New Zealand Self Drive Adventures

June 07, 2019

The Beech mast (seeding) this season is predicted to be one of the larger and more widespread in recent times. Additionally, this is the second year in a row where this has occurred. Normally this only occurs once every 4 to 5 years. The result will be an excess of food available to mice and other rodents whose population increased last year and should soar this year. The biggest concentration of Beech is in Southland and some parts of Canterbury but there are Beech forests throughout the Central North Island as well.

Why bigger trout?

In seasons such as this, there will be a lot of mice and they will be on the move looking for food and mates. They often cross waterways looking for mates and they also bathe in streams and rivers but this happens mainly at night. During a “mouse year” trout often frequent shallow stretches of water at the beech forest edge from dusk onwards and gorge on mice. This has two impacts on trout; firstly, they can increase in size quickly and dramatically. Secondly, trout that are feeding on mice all night are much less active during the day while they digest larger than normal amounts of food.

Many of the rivers in NZ produce reasonably good numbers of trout that range from 5 – 7 pounds but only a few rivers regularly produce trout that reach double figures. In a mouse year the trout feeding on mice can increase their body weight by as much as a third. That means all those rivers with 5 – 7 pounders will produce a good number of much larger fish. During a mouse year there is a much greater chance of catching a trophy trout (10 pounds plus).

Where, when and how to fish

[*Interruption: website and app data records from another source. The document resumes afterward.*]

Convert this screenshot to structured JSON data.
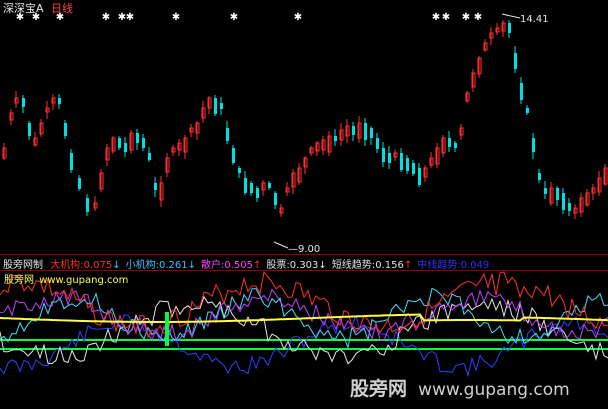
{
  "header": {
    "title": "深深宝A",
    "period": "日线"
  },
  "price_chart": {
    "high_label": "14.41",
    "low_label": "9.00"
  },
  "indicator_bar": {
    "name": "股旁网制",
    "items": [
      {
        "label": "大机构:",
        "value": "0.075",
        "arrow": "↓",
        "label_color": "#ff3030",
        "value_color": "#ff3030",
        "arrow_color": "#00e0ff"
      },
      {
        "label": "小机构:",
        "value": "0.261",
        "arrow": "↓",
        "label_color": "#40c0ff",
        "value_color": "#40c0ff",
        "arrow_color": "#40c0ff"
      },
      {
        "label": "散户:",
        "value": "0.505",
        "arrow": "↑",
        "label_color": "#ff40ff",
        "value_color": "#ff40ff",
        "arrow_color": "#ff3030"
      },
      {
        "label": "股票:",
        "value": "0.303",
        "arrow": "↓",
        "label_color": "#e0e0e0",
        "value_color": "#e0e0e0",
        "arrow_color": "#e0e0e0"
      },
      {
        "label": "短线趋势:",
        "value": "0.156",
        "arrow": "↑",
        "label_color": "#e0e0e0",
        "value_color": "#e0e0e0",
        "arrow_color": "#ff3030"
      },
      {
        "label": "中线趋势:",
        "value": "0.049",
        "arrow": "",
        "label_color": "#3030ff",
        "value_color": "#3030ff",
        "arrow_color": "#3030ff"
      }
    ]
  },
  "sub_tag": {
    "name": "股旁网",
    "url": "www.gupang.com"
  },
  "watermark": {
    "name": "股旁网",
    "url": "www.gupang.com"
  },
  "colors": {
    "up": "#ff3030",
    "down": "#00e0e0",
    "grid": "#8b0000",
    "yellow": "#ffff40",
    "green": "#00ff40",
    "purple": "#c040ff",
    "blue": "#3040ff",
    "cyan": "#40e0ff",
    "white": "#e6e6e6"
  }
}
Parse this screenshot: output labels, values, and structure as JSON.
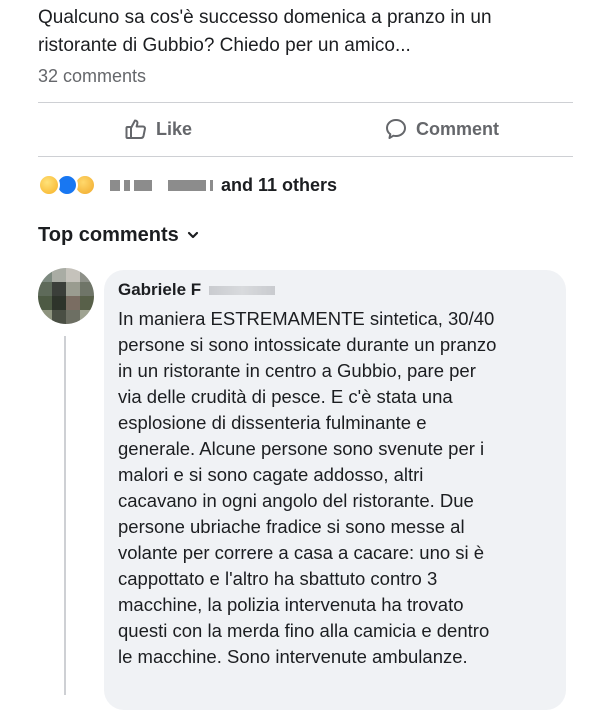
{
  "post": {
    "text_line1": "Qualcuno sa cos'è successo domenica a pranzo in un",
    "text_line2": "ristorante di Gubbio? Chiedo per un amico...",
    "comment_count": "32 comments"
  },
  "actions": {
    "like_label": "Like",
    "like_icon": "thumbs-up-icon",
    "comment_label": "Comment",
    "comment_icon": "speech-bubble-icon"
  },
  "reactions": {
    "icons": [
      "haha-emoji",
      "like-emoji",
      "care-emoji"
    ],
    "others_text": "and 11 others"
  },
  "comments_section": {
    "header": "Top comments",
    "chevron_icon": "chevron-down-icon"
  },
  "comment": {
    "author": "Gabriele F",
    "lines": [
      "In maniera ESTREMAMENTE sintetica, 30/40",
      "persone si sono intossicate durante un pranzo",
      "in un ristorante in centro a Gubbio, pare per",
      "via delle crudità di pesce. E c'è stata una",
      "esplosione di dissenteria fulminante e",
      "generale. Alcune persone sono svenute per i",
      "malori e si sono cagate addosso, altri",
      "cacavano in ogni angolo del ristorante. Due",
      "persone ubriache fradice si sono messe al",
      "volante per correre a casa a cacare: uno si è",
      "cappottato e l'altro ha sbattuto contro 3",
      "macchine, la polizia intervenuta ha trovato",
      "questi con la merda fino alla camicia e dentro",
      "le macchine. Sono intervenute ambulanze."
    ]
  },
  "colors": {
    "text_primary": "#1c1e21",
    "text_secondary": "#65676b",
    "bubble_bg": "#f0f2f5",
    "divider": "#ced0d4"
  }
}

Fishing in the South Island at night in rivers and streams that are flanked by beech forest is the ultimate way to take advantage of this phenomenon. However; daytime fishing and fishing in the Central North Island shouldn’t be discounted.

Fishing during a Beech mast mouse epidemic

Fishing with a mouse pattern can be exhilarating. Trout savagely attack to try and disable the mouse quickly. Fishing this way in the dark is unparalleled in terms of the thrill of the take. On the flip side, fishing in the dark can be dangerous for obvious reasons. Its important to scout the area before dark and ensure you know where you can and can’t put your feet. Fortunately, mice tend to bathe and cross at the spots that have the easiest and calmest water. If possible, plan your evening by picking a place that has good footing, no drop offs, forest close to the water and plenty of room to cast.

Check this youtube short movie trailer about Mouse year fishing in NZ called Once In A Blue Moon or you can buy the DVD at Swift Fly Fishing.

Author: Dave Turner